(Data for this task)

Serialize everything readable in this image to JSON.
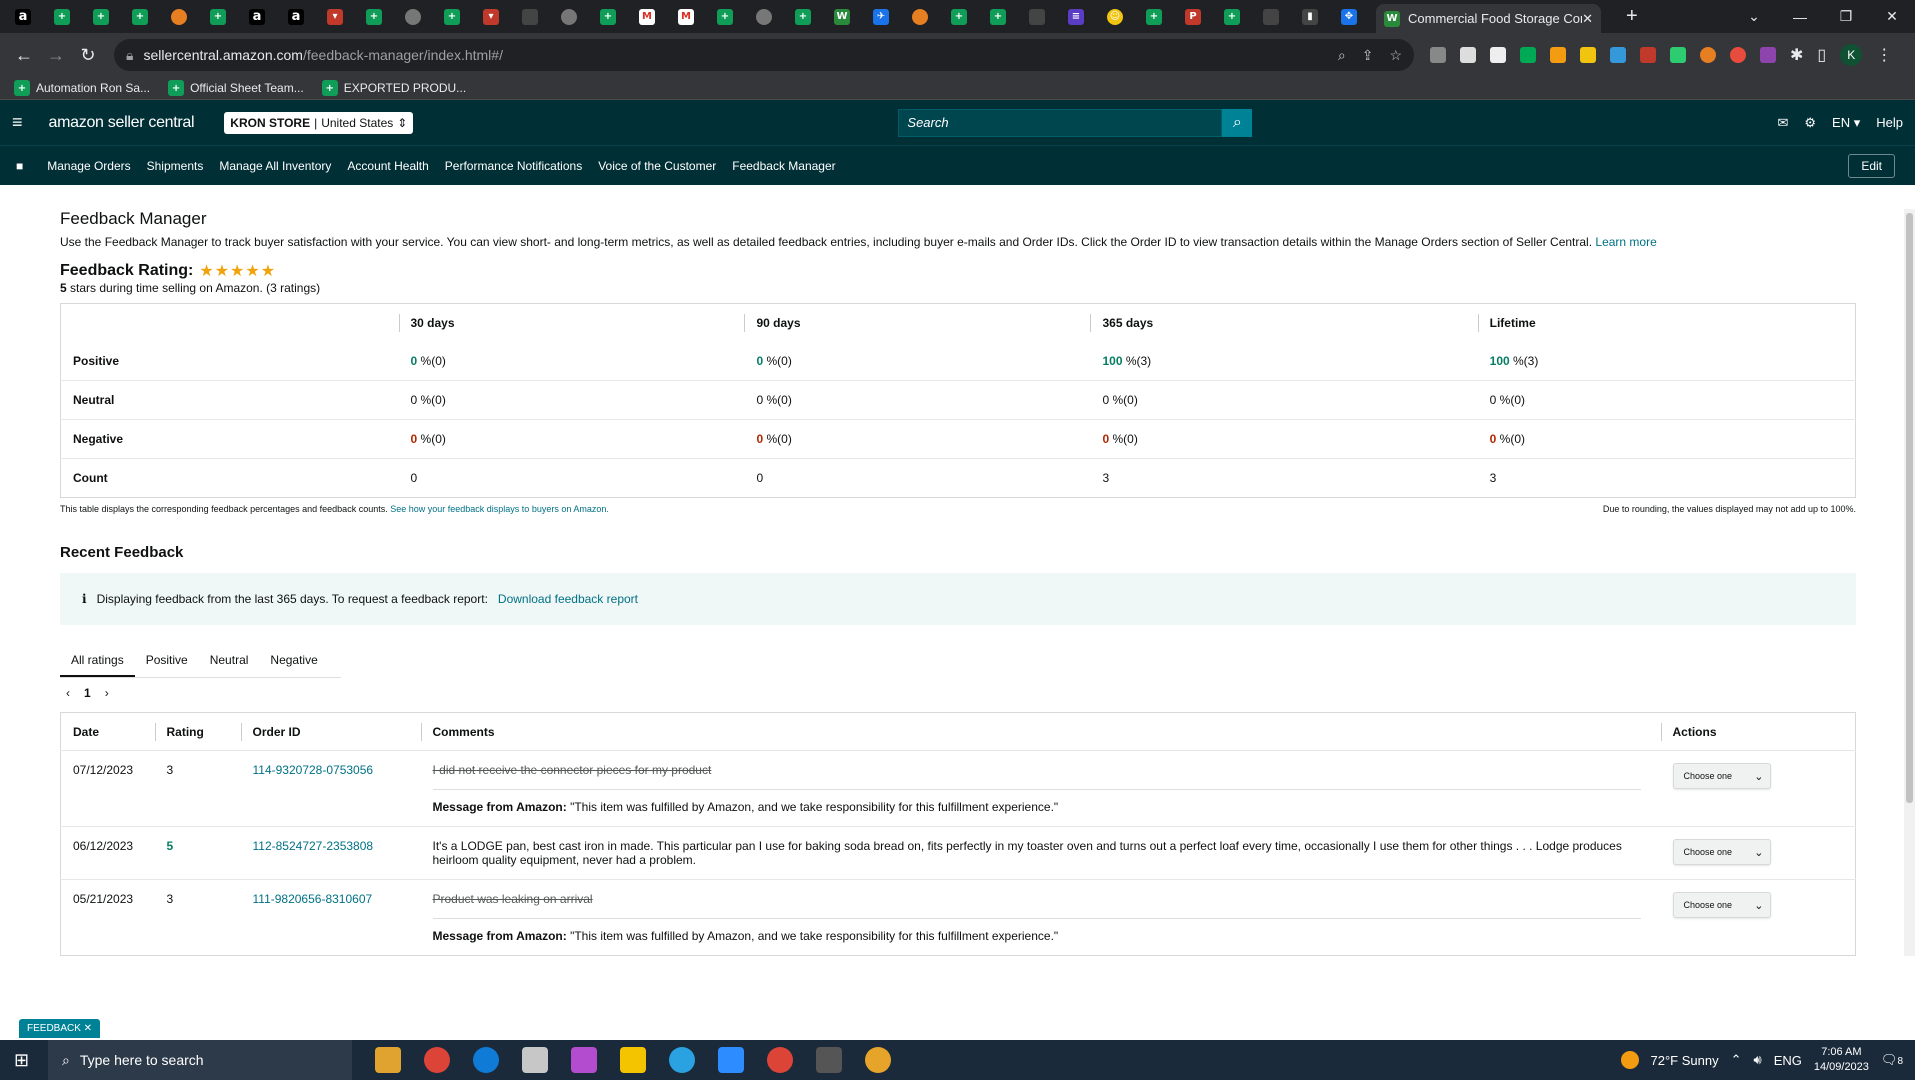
{
  "browser": {
    "active_tab_title": "Commercial Food Storage Conta",
    "url_domain": "sellercentral.amazon.com",
    "url_path": "/feedback-manager/index.html#/",
    "bookmarks": [
      "Automation Ron Sa...",
      "Official Sheet Team...",
      "EXPORTED PRODU..."
    ],
    "profile_initial": "K"
  },
  "header": {
    "logo": "amazon seller central",
    "store_name": "KRON STORE",
    "store_region": "United States",
    "search_placeholder": "Search",
    "lang": "EN",
    "help": "Help"
  },
  "nav": {
    "items": [
      "Manage Orders",
      "Shipments",
      "Manage All Inventory",
      "Account Health",
      "Performance Notifications",
      "Voice of the Customer",
      "Feedback Manager"
    ],
    "edit": "Edit"
  },
  "page": {
    "title": "Feedback Manager",
    "description": "Use the Feedback Manager to track buyer satisfaction with your service. You can view short- and long-term metrics, as well as detailed feedback entries, including buyer e-mails and Order IDs. Click the Order ID to view transaction details within the Manage Orders section of Seller Central.",
    "learn_more": "Learn more",
    "rating_label": "Feedback Rating:",
    "rating_stars": "★★★★★",
    "rating_value": "5",
    "rating_sub": "stars during time selling on Amazon. (3 ratings)"
  },
  "metrics": {
    "columns": [
      "30 days",
      "90 days",
      "365 days",
      "Lifetime"
    ],
    "rows": [
      {
        "label": "Positive",
        "cells": [
          {
            "v": "0",
            "s": " %(0)",
            "c": "green"
          },
          {
            "v": "0",
            "s": " %(0)",
            "c": "green"
          },
          {
            "v": "100",
            "s": " %(3)",
            "c": "green"
          },
          {
            "v": "100",
            "s": " %(3)",
            "c": "green"
          }
        ]
      },
      {
        "label": "Neutral",
        "cells": [
          {
            "v": "0 %(0)",
            "s": "",
            "c": ""
          },
          {
            "v": "0 %(0)",
            "s": "",
            "c": ""
          },
          {
            "v": "0 %(0)",
            "s": "",
            "c": ""
          },
          {
            "v": "0 %(0)",
            "s": "",
            "c": ""
          }
        ]
      },
      {
        "label": "Negative",
        "cells": [
          {
            "v": "0",
            "s": " %(0)",
            "c": "red"
          },
          {
            "v": "0",
            "s": " %(0)",
            "c": "red"
          },
          {
            "v": "0",
            "s": " %(0)",
            "c": "red"
          },
          {
            "v": "0",
            "s": " %(0)",
            "c": "red"
          }
        ]
      },
      {
        "label": "Count",
        "cells": [
          {
            "v": "0",
            "s": "",
            "c": ""
          },
          {
            "v": "0",
            "s": "",
            "c": ""
          },
          {
            "v": "3",
            "s": "",
            "c": ""
          },
          {
            "v": "3",
            "s": "",
            "c": ""
          }
        ]
      }
    ],
    "note_left": "This table displays the corresponding feedback percentages and feedback counts.",
    "note_link": "See how your feedback displays to buyers on Amazon.",
    "note_right": "Due to rounding, the values displayed may not add up to 100%."
  },
  "recent": {
    "title": "Recent Feedback",
    "info": "Displaying feedback from the last 365 days. To request a feedback report:",
    "info_link": "Download feedback report",
    "tabs": [
      "All ratings",
      "Positive",
      "Neutral",
      "Negative"
    ],
    "page": "1",
    "columns": [
      "Date",
      "Rating",
      "Order ID",
      "Comments",
      "Actions"
    ],
    "rows": [
      {
        "date": "07/12/2023",
        "rating": "3",
        "order": "114-9320728-0753056",
        "comment": "I did not receive the connector pieces for my product",
        "strike": true,
        "message": "\"This item was fulfilled by Amazon, and we take responsibility for this fulfillment experience.\"",
        "action": "Choose one"
      },
      {
        "date": "06/12/2023",
        "rating": "5",
        "order": "112-8524727-2353808",
        "comment": "It's a LODGE pan, best cast iron in made. This particular pan I use for baking soda bread on, fits perfectly in my toaster oven and turns out a perfect loaf every time, occasionally I use them for other things . . . Lodge produces heirloom quality equipment, never had a problem.",
        "strike": false,
        "message": "",
        "action": "Choose one"
      },
      {
        "date": "05/21/2023",
        "rating": "3",
        "order": "111-9820656-8310607",
        "comment": "Product was leaking on arrival",
        "strike": true,
        "message": "\"This item was fulfilled by Amazon, and we take responsibility for this fulfillment experience.\"",
        "action": "Choose one"
      }
    ],
    "message_label": "Message from Amazon:"
  },
  "feedback_tab": "FEEDBACK",
  "taskbar": {
    "search": "Type here to search",
    "weather": "72°F  Sunny",
    "lang": "ENG",
    "time": "7:06 AM",
    "date": "14/09/2023",
    "notif": "8"
  }
}
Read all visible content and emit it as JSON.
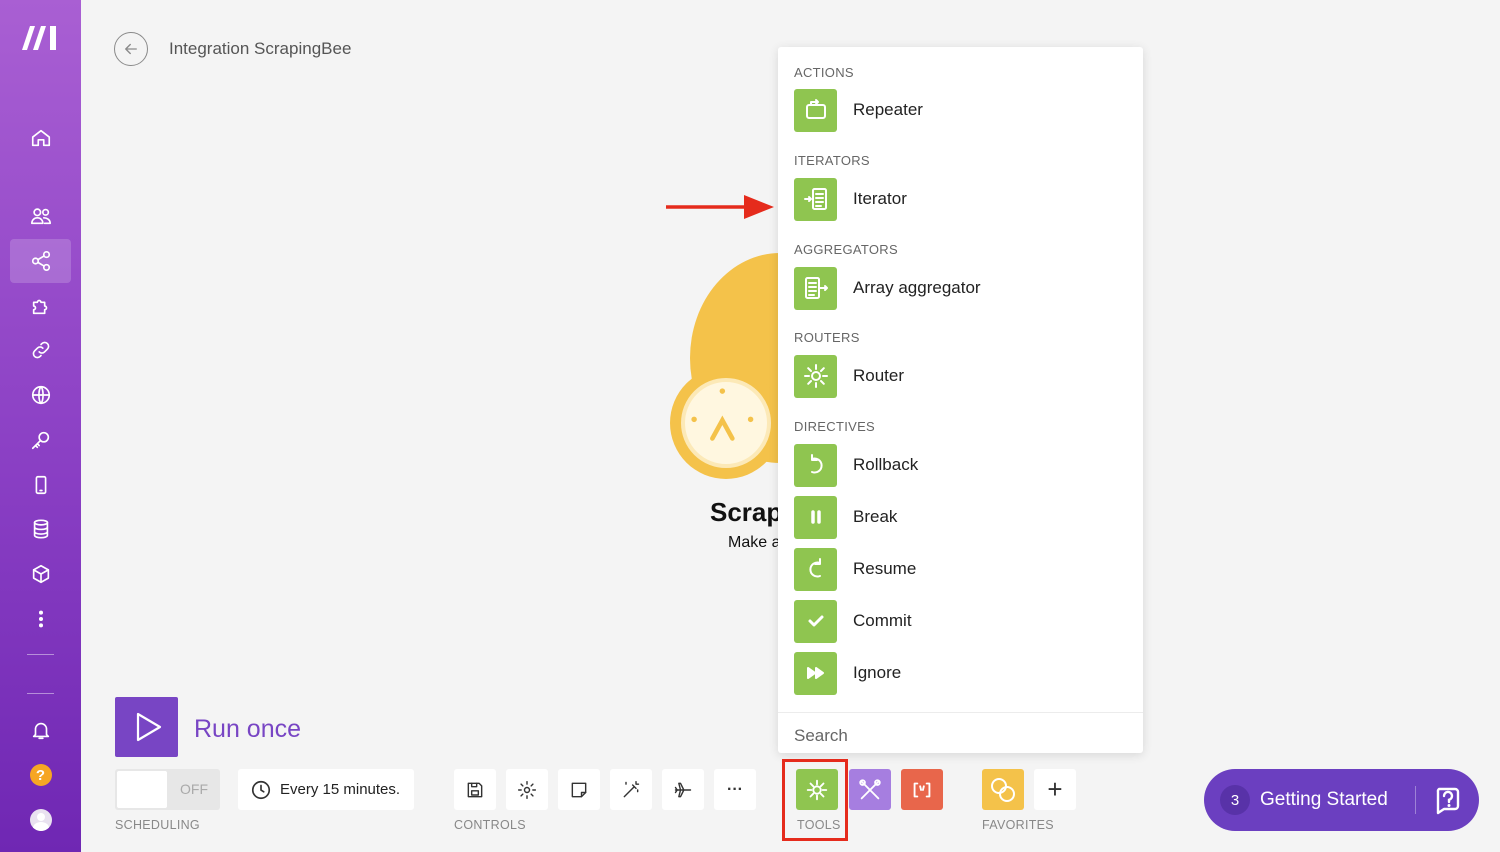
{
  "header": {
    "title": "Integration ScrapingBee"
  },
  "module": {
    "name": "Scrap",
    "subtitle": "Make a"
  },
  "dropdown": {
    "sections": [
      {
        "label": "ACTIONS",
        "items": [
          {
            "label": "Repeater",
            "icon": "repeat-icon"
          }
        ]
      },
      {
        "label": "ITERATORS",
        "items": [
          {
            "label": "Iterator",
            "icon": "iterator-icon"
          }
        ]
      },
      {
        "label": "AGGREGATORS",
        "items": [
          {
            "label": "Array aggregator",
            "icon": "aggregator-icon"
          }
        ]
      },
      {
        "label": "ROUTERS",
        "items": [
          {
            "label": "Router",
            "icon": "gear-icon"
          }
        ]
      },
      {
        "label": "DIRECTIVES",
        "items": [
          {
            "label": "Rollback",
            "icon": "undo-icon"
          },
          {
            "label": "Break",
            "icon": "pause-icon"
          },
          {
            "label": "Resume",
            "icon": "redo-icon"
          },
          {
            "label": "Commit",
            "icon": "check-icon"
          },
          {
            "label": "Ignore",
            "icon": "fast-forward-icon"
          }
        ]
      }
    ],
    "search_placeholder": "Search"
  },
  "run": {
    "label": "Run once"
  },
  "scheduling": {
    "toggle": "OFF",
    "interval": "Every 15 minutes.",
    "label": "SCHEDULING"
  },
  "controls": {
    "label": "CONTROLS",
    "more": "···"
  },
  "tools": {
    "label": "TOOLS"
  },
  "favorites": {
    "label": "FAVORITES",
    "add": "+"
  },
  "getting_started": {
    "count": "3",
    "label": "Getting Started"
  },
  "colors": {
    "brand_purple": "#7845c4",
    "tool_green": "#8fc550",
    "highlight_red": "#e52b1c",
    "module_yellow": "#f4c24a"
  }
}
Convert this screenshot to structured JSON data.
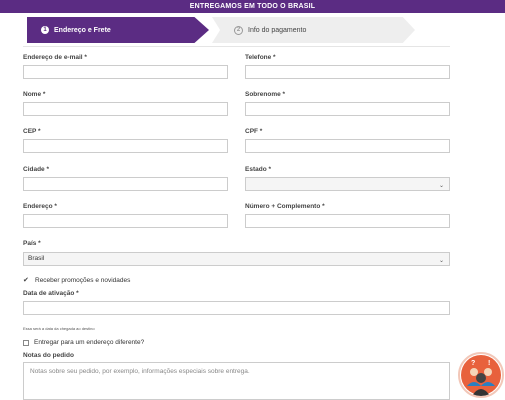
{
  "banner": {
    "text": "ENTREGAMOS EM TODO O BRASIL"
  },
  "steps": [
    {
      "num": "1",
      "label": "Endereço e Frete"
    },
    {
      "num": "2",
      "label": "Info do pagamento"
    }
  ],
  "form": {
    "email_label": "Endereço de e-mail *",
    "phone_label": "Telefone *",
    "name_label": "Nome *",
    "surname_label": "Sobrenome *",
    "cep_label": "CEP *",
    "cpf_label": "CPF *",
    "city_label": "Cidade *",
    "state_label": "Estado *",
    "state_value": "",
    "address_label": "Endereço *",
    "number_label": "Número + Complemento *",
    "country_label": "País *",
    "country_value": "Brasil",
    "promo_label": "Receber promoções e novidades",
    "promo_checked": true,
    "activation_label": "Data de ativação *",
    "activation_hint": "Essa será a data da chegada ao destino",
    "ship_diff_label": "Entregar para um endereço diferente?",
    "notes_label": "Notas do pedido",
    "notes_placeholder": "Notas sobre seu pedido, por exemplo, informações especiais sobre entrega."
  },
  "icons": {
    "check": "check-icon",
    "chevron": "chevron-down-icon",
    "support": "support-badge-icon"
  },
  "colors": {
    "primary": "#5b2c83",
    "badge_bg": "#e8613c"
  }
}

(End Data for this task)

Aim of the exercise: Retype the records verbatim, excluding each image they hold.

Written reply:
Serialize everything readable in this image to JSON.
{
  "browser": {
    "active_tab_title": "Commercial Food Storage Conta",
    "url_domain": "sellercentral.amazon.com",
    "url_path": "/feedback-manager/index.html#/",
    "bookmarks": [
      "Automation Ron Sa...",
      "Official Sheet Team...",
      "EXPORTED PRODU..."
    ],
    "profile_initial": "K"
  },
  "header": {
    "logo": "amazon seller central",
    "store_name": "KRON STORE",
    "store_region": "United States",
    "search_placeholder": "Search",
    "lang": "EN",
    "help": "Help"
  },
  "nav": {
    "items": [
      "Manage Orders",
      "Shipments",
      "Manage All Inventory",
      "Account Health",
      "Performance Notifications",
      "Voice of the Customer",
      "Feedback Manager"
    ],
    "edit": "Edit"
  },
  "page": {
    "title": "Feedback Manager",
    "description": "Use the Feedback Manager to track buyer satisfaction with your service. You can view short- and long-term metrics, as well as detailed feedback entries, including buyer e-mails and Order IDs. Click the Order ID to view transaction details within the Manage Orders section of Seller Central.",
    "learn_more": "Learn more",
    "rating_label": "Feedback Rating:",
    "rating_stars": "★★★★★",
    "rating_value": "5",
    "rating_sub": "stars during time selling on Amazon. (3 ratings)"
  },
  "metrics": {
    "columns": [
      "30 days",
      "90 days",
      "365 days",
      "Lifetime"
    ],
    "rows": [
      {
        "label": "Positive",
        "cells": [
          {
            "v": "0",
            "s": " %(0)",
            "c": "green"
          },
          {
            "v": "0",
            "s": " %(0)",
            "c": "green"
          },
          {
            "v": "100",
            "s": " %(3)",
            "c": "green"
          },
          {
            "v": "100",
            "s": " %(3)",
            "c": "green"
          }
        ]
      },
      {
        "label": "Neutral",
        "cells": [
          {
            "v": "0 %(0)",
            "s": "",
            "c": ""
          },
          {
            "v": "0 %(0)",
            "s": "",
            "c": ""
          },
          {
            "v": "0 %(0)",
            "s": "",
            "c": ""
          },
          {
            "v": "0 %(0)",
            "s": "",
            "c": ""
          }
        ]
      },
      {
        "label": "Negative",
        "cells": [
          {
            "v": "0",
            "s": " %(0)",
            "c": "red"
          },
          {
            "v": "0",
            "s": " %(0)",
            "c": "red"
          },
          {
            "v": "0",
            "s": " %(0)",
            "c": "red"
          },
          {
            "v": "0",
            "s": " %(0)",
            "c": "red"
          }
        ]
      },
      {
        "label": "Count",
        "cells": [
          {
            "v": "0",
            "s": "",
            "c": ""
          },
          {
            "v": "0",
            "s": "",
            "c": ""
          },
          {
            "v": "3",
            "s": "",
            "c": ""
          },
          {
            "v": "3",
            "s": "",
            "c": ""
          }
        ]
      }
    ],
    "note_left": "This table displays the corresponding feedback percentages and feedback counts.",
    "note_link": "See how your feedback displays to buyers on Amazon.",
    "note_right": "Due to rounding, the values displayed may not add up to 100%."
  },
  "recent": {
    "title": "Recent Feedback",
    "info": "Displaying feedback from the last 365 days. To request a feedback report:",
    "info_link": "Download feedback report",
    "tabs": [
      "All ratings",
      "Positive",
      "Neutral",
      "Negative"
    ],
    "page": "1",
    "columns": [
      "Date",
      "Rating",
      "Order ID",
      "Comments",
      "Actions"
    ],
    "rows": [
      {
        "date": "07/12/2023",
        "rating": "3",
        "order": "114-9320728-0753056",
        "comment": "I did not receive the connector pieces for my product",
        "strike": true,
        "message": "\"This item was fulfilled by Amazon, and we take responsibility for this fulfillment experience.\"",
        "action": "Choose one"
      },
      {
        "date": "06/12/2023",
        "rating": "5",
        "order": "112-8524727-2353808",
        "comment": "It's a LODGE pan, best cast iron in made. This particular pan I use for baking soda bread on, fits perfectly in my toaster oven and turns out a perfect loaf every time, occasionally I use them for other things . . . Lodge produces heirloom quality equipment, never had a problem.",
        "strike": false,
        "message": "",
        "action": "Choose one"
      },
      {
        "date": "05/21/2023",
        "rating": "3",
        "order": "111-9820656-8310607",
        "comment": "Product was leaking on arrival",
        "strike": true,
        "message": "\"This item was fulfilled by Amazon, and we take responsibility for this fulfillment experience.\"",
        "action": "Choose one"
      }
    ],
    "message_label": "Message from Amazon:"
  },
  "feedback_tab": "FEEDBACK",
  "taskbar": {
    "search": "Type here to search",
    "weather": "72°F  Sunny",
    "lang": "ENG",
    "time": "7:06 AM",
    "date": "14/09/2023",
    "notif": "8"
  }
}
Read all visible content and emit it as JSON.
{
  "header": {
    "title": "Integration ScrapingBee"
  },
  "module": {
    "name": "Scrap",
    "subtitle": "Make a"
  },
  "dropdown": {
    "sections": [
      {
        "label": "ACTIONS",
        "items": [
          {
            "label": "Repeater",
            "icon": "repeat-icon"
          }
        ]
      },
      {
        "label": "ITERATORS",
        "items": [
          {
            "label": "Iterator",
            "icon": "iterator-icon"
          }
        ]
      },
      {
        "label": "AGGREGATORS",
        "items": [
          {
            "label": "Array aggregator",
            "icon": "aggregator-icon"
          }
        ]
      },
      {
        "label": "ROUTERS",
        "items": [
          {
            "label": "Router",
            "icon": "gear-icon"
          }
        ]
      },
      {
        "label": "DIRECTIVES",
        "items": [
          {
            "label": "Rollback",
            "icon": "undo-icon"
          },
          {
            "label": "Break",
            "icon": "pause-icon"
          },
          {
            "label": "Resume",
            "icon": "redo-icon"
          },
          {
            "label": "Commit",
            "icon": "check-icon"
          },
          {
            "label": "Ignore",
            "icon": "fast-forward-icon"
          }
        ]
      }
    ],
    "search_placeholder": "Search"
  },
  "run": {
    "label": "Run once"
  },
  "scheduling": {
    "toggle": "OFF",
    "interval": "Every 15 minutes.",
    "label": "SCHEDULING"
  },
  "controls": {
    "label": "CONTROLS",
    "more": "···"
  },
  "tools": {
    "label": "TOOLS"
  },
  "favorites": {
    "label": "FAVORITES",
    "add": "+"
  },
  "getting_started": {
    "count": "3",
    "label": "Getting Started"
  },
  "colors": {
    "brand_purple": "#7845c4",
    "tool_green": "#8fc550",
    "highlight_red": "#e52b1c",
    "module_yellow": "#f4c24a"
  }
}
Convert this screenshot to structured JSON data.
{
  "banner": {
    "text": "ENTREGAMOS EM TODO O BRASIL"
  },
  "steps": [
    {
      "num": "1",
      "label": "Endereço e Frete"
    },
    {
      "num": "2",
      "label": "Info do pagamento"
    }
  ],
  "form": {
    "email_label": "Endereço de e-mail *",
    "phone_label": "Telefone *",
    "name_label": "Nome *",
    "surname_label": "Sobrenome *",
    "cep_label": "CEP *",
    "cpf_label": "CPF *",
    "city_label": "Cidade *",
    "state_label": "Estado *",
    "state_value": "",
    "address_label": "Endereço *",
    "number_label": "Número + Complemento *",
    "country_label": "País *",
    "country_value": "Brasil",
    "promo_label": "Receber promoções e novidades",
    "promo_checked": true,
    "activation_label": "Data de ativação *",
    "activation_hint": "Essa será a data da chegada ao destino",
    "ship_diff_label": "Entregar para um endereço diferente?",
    "notes_label": "Notas do pedido",
    "notes_placeholder": "Notas sobre seu pedido, por exemplo, informações especiais sobre entrega."
  },
  "icons": {
    "check": "check-icon",
    "chevron": "chevron-down-icon",
    "support": "support-badge-icon"
  },
  "colors": {
    "primary": "#5b2c83",
    "badge_bg": "#e8613c"
  }
}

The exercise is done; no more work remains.